‘I’d rather be over the hill than under it’
I CELEBRATED (in a manner of speaking) a birthday last week. It wasn’t a significant one, apart from the fact that next year’s is a very significant one – this birthday was the last before I move on to a new personal decade. Gulp.
I stopped throwing parties (or expecting friends to throw them for me) when I turned 39. The thought of replacing that three with a four horrified me at the time. Now, of course, I’d be thrilled to bits.
I know all about the old sayings. I’d rather be over the hill than under it. And so on. But I do tend to pause for refection at this time; to look back on what I achieved in the past 10 years, and what I hope to achieve in the next (should I be lucky enough to make it in reasonable health).
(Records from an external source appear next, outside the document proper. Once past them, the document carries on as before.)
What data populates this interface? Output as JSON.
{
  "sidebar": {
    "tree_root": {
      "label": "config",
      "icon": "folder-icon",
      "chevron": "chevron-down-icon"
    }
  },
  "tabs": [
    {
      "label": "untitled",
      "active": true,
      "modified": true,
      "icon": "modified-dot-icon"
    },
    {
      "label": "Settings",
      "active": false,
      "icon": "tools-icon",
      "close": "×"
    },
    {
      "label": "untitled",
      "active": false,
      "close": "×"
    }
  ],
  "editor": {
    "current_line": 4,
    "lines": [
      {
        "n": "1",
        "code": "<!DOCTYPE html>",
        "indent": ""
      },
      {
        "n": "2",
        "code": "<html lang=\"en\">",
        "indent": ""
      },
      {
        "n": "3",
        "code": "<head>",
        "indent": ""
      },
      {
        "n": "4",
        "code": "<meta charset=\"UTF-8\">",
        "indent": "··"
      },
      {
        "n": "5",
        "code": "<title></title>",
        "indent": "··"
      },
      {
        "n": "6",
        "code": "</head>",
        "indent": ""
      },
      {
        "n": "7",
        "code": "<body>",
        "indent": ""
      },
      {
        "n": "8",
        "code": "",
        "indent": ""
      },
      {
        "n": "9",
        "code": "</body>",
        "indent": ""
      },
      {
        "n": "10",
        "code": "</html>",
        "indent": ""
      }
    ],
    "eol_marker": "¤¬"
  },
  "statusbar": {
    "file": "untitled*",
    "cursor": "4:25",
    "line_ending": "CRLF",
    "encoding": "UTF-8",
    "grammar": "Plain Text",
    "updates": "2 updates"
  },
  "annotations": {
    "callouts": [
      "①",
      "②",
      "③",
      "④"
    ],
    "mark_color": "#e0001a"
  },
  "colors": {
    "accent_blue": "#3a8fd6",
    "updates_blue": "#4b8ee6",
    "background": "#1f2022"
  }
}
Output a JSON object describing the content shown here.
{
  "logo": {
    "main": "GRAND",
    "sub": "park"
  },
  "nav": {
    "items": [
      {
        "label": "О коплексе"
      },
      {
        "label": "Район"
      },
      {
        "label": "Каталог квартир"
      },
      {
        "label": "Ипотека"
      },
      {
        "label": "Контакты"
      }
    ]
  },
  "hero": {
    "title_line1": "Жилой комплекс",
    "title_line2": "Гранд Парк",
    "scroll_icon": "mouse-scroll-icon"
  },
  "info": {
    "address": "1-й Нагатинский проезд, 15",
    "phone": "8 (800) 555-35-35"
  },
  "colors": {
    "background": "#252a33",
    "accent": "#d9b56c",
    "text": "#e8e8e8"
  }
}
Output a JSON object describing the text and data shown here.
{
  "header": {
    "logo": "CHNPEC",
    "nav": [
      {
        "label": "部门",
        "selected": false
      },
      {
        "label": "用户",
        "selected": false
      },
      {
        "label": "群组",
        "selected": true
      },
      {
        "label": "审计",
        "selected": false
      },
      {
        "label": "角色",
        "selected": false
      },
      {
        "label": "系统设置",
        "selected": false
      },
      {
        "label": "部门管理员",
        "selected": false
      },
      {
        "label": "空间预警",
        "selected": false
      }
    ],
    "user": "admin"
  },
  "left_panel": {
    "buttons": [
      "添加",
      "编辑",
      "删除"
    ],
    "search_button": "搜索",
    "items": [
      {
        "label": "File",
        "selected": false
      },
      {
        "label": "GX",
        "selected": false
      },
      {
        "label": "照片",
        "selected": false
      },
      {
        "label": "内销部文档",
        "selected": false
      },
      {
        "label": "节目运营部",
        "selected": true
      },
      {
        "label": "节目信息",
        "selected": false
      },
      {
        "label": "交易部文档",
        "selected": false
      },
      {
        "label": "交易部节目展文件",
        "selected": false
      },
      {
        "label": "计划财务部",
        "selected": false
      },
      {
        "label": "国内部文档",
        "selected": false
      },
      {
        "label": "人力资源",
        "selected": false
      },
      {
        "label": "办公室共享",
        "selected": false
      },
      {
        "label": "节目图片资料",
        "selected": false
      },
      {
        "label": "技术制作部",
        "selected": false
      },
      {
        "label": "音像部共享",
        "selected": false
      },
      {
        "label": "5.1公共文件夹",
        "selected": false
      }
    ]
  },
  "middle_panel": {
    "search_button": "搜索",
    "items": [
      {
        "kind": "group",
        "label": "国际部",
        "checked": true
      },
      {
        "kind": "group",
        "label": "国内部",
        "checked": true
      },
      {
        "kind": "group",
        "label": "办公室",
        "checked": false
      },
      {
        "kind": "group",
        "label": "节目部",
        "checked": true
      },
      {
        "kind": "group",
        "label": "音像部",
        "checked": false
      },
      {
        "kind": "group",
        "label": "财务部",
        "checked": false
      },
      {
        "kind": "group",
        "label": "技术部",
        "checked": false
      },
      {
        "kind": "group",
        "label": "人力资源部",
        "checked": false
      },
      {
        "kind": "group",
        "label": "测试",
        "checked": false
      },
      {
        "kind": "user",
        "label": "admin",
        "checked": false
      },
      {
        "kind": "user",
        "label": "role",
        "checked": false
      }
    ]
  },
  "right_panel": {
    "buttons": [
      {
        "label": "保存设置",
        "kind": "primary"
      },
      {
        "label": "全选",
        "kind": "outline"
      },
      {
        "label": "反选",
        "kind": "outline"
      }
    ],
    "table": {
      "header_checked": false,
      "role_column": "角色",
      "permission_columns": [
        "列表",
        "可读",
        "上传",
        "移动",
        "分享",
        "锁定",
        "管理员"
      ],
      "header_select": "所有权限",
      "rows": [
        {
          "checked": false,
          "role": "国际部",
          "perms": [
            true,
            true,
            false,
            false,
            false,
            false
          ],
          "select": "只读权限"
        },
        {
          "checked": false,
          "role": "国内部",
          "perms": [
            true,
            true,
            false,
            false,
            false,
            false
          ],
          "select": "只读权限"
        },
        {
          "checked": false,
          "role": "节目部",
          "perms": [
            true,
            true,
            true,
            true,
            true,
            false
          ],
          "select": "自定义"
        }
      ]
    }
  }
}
The fact that my son was born in the same week (albeit several decade later) as I, means I have an obvious way of measuring the sand running through my hourglass. We got together as we always do at this time of year, but this time, due to study commitments, his wife couldn’t make it. So it was just the two of us alone together for the first time in about 15 years. It was quite poignant; while he is a very talented cook himself, he asked for (and was given) several of his favourite childhood meals in the course of the weekend. In fact, he confided that at work a few weeks ago, when a lunchtime discussion turned to the topic of what you would choose for your last meal if you could, he nominated his mum’s veal parmigiana, a dish I’d been cooking for years before “parmies” became a staple on every pub menu.
Another way I have of keeping track of my birthday is the plethora of congratulatory emails and offers I get from the various loyalty clubs I’ve joined over the years. I mostly don’t sign up now; the irritation I feel at the avalanche of marketing emails usually far outweighs the modest benefits of belonging to such clubs. I received about 10 gift vouchers for piddling amounts, all of which had to be used in conjunction with a purchase for a certain amount. Thus, I would have scored a $10 discount off a $200 item I wouldn’t have bought had I not received the voucher. Odd economics, really.
But the one I quite liked the idea of redeeming was the free birthday cake from IKEA. That is, of course, until I realised I’d have to bake it myself. And one of the ingredients would no doubt be missing.